It really feels like summer has arrived. Rather than cycle home straight from work, I took a detour, out on one of Gloucester’s many cycle routes. It reminded me how much of a “country” city really is. Gloucester has so many parks and green spaces, not to mention the majestic Robinswood Hill which is completely within the city limits. It was brilliant to discover what felt like secretive cycle ways and green spaces that seem little used. As I cycled from Tuffley to Robinswood, I kept discovering new cycle routes which I never knew existed and all perfectly safe. I emerged on the Stroud Road near to the Waldorf Steiner school and Pound Farm nursery. My curiosity led me down a lane, passed the school and then on to a gorgeous little church called Saint Margarets (pictured). Unfortunately, the church was closed but the grounds were beautiful and very serene. It felt like a little Oasis on the city’s outskirts.
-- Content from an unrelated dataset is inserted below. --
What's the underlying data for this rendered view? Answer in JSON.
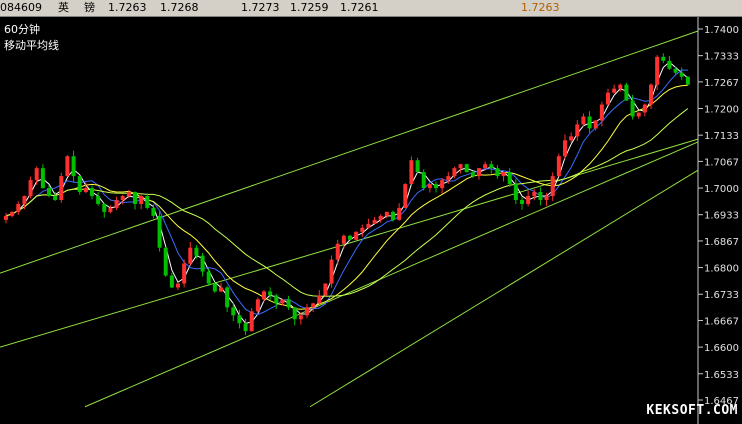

The graveyard was very peaceful, a couple of lovely benches to tempt the tired walker, cyclist or visitor. Some tremendous views onto the slopes of the Cotswold Hills to the south and south east and then to the Forest of Dean and May Hill to the west. As I reflected on these views, it reminded me I am neither a city lad, nor a country lad but a mix of both. Where city and country meet, you find the best of two worlds. All in my backyard.
Twas the summer of ’92 and a near perfect pitch in coastal Normandy. The September rain had all but subsided and it was time to get on bikes. When it wasn’t, it was time to brave the shower block and the laundry, leaving the shivery confines of the tent. It was a bright breezy kind of sunshiny day when I met our Claudette. She possessed legs that travelled, but then I guess I could move some if I had eight. I could certainly improve upon my 100 metres Personal Best. The Seventeen-legged race would prove most interesting. No doubt, it would end up in a crumpled heap somewhere short of the finishing tapes.
Claudette was no Supermodel, despite her long slender limbs. She was, however, a snappy dresser, donning a purple beret to beat off the purple rain. She was also embraced in garlic to keep away aracnophobic teen spirits one might suspect. The obligatory two-wheeler was, however, conspicuous by its absence, as were the pearly fumes from those foul cigarettes that only the French and Spanish know how to manufacture. Like me, she abhorred French tobacco.
Her chilling presence was nevertheless threatening and besides, I wanted the sink she was defiantly basking in. At this point, every sinew of muscle in my body froze compliantly, as did every hair on my body, which was by now, keenly standing to attention. From this uneasy disposition, I pondered the best form of attack. Predictably, I chose the tried and failed approach of conquering phobias. Namely, the sledge hammer to a nut technique. In the absence of a double-barrelled shotgun, there was, as luck would have it, a rather large potted plant located conveniently in close proximity.
I grabbed it hastily and raise it about three feet above the hapless Claudette, who was by this time, failing to charm me with her Gallic sex appeal. Did she flinch or wince? No. Not an inch. The stubborn French arachnid held its ground with typical Norman arrogance. It reminded me of those fearless ravens who for some inexplicable reason hug the nearside of motorways just for the sheer hell of it. I am always intrigued by such behavioural patterns in the bird kingdom. As I pondered this phenomenon, I released the giant potted plant. There followed one of the longest pauses in memory. I stood anxiously, half expecting the cursed creature to limp out on all eights. In my reluctance to play the waiting game, I sheepishly removed the plant pot. To my horreur, the infernal insect sluggishly made haste in an inordinate sideways direction. She appeared to sound out a few French expletives and retorted with a Gallic shrug of the shoulders. Still suffering from a mild state of shock, I made for the exit, deciding to postpone the laundry for another day.
Shocks were definitely the order of that particular day. On my return to the tent, I caught sight of three scrawny wild cats making off with my ham. That’s jambon in French but merely FOOD to Les Trois Chats! Too this day, these cats remain unnamed and I shall not what I called them as they scrammed from my pitch. Suffice to say, it wasn’t French, and it wasn’t polite. Vive La France!
Written May, 1996.
This is the start of my adventure into the blogosphere. In my enthusiasm to find an original site and username, not to mention an attractive skin, I now feel too weary to write anything of note. So here is daring to be different. Let the journey begin.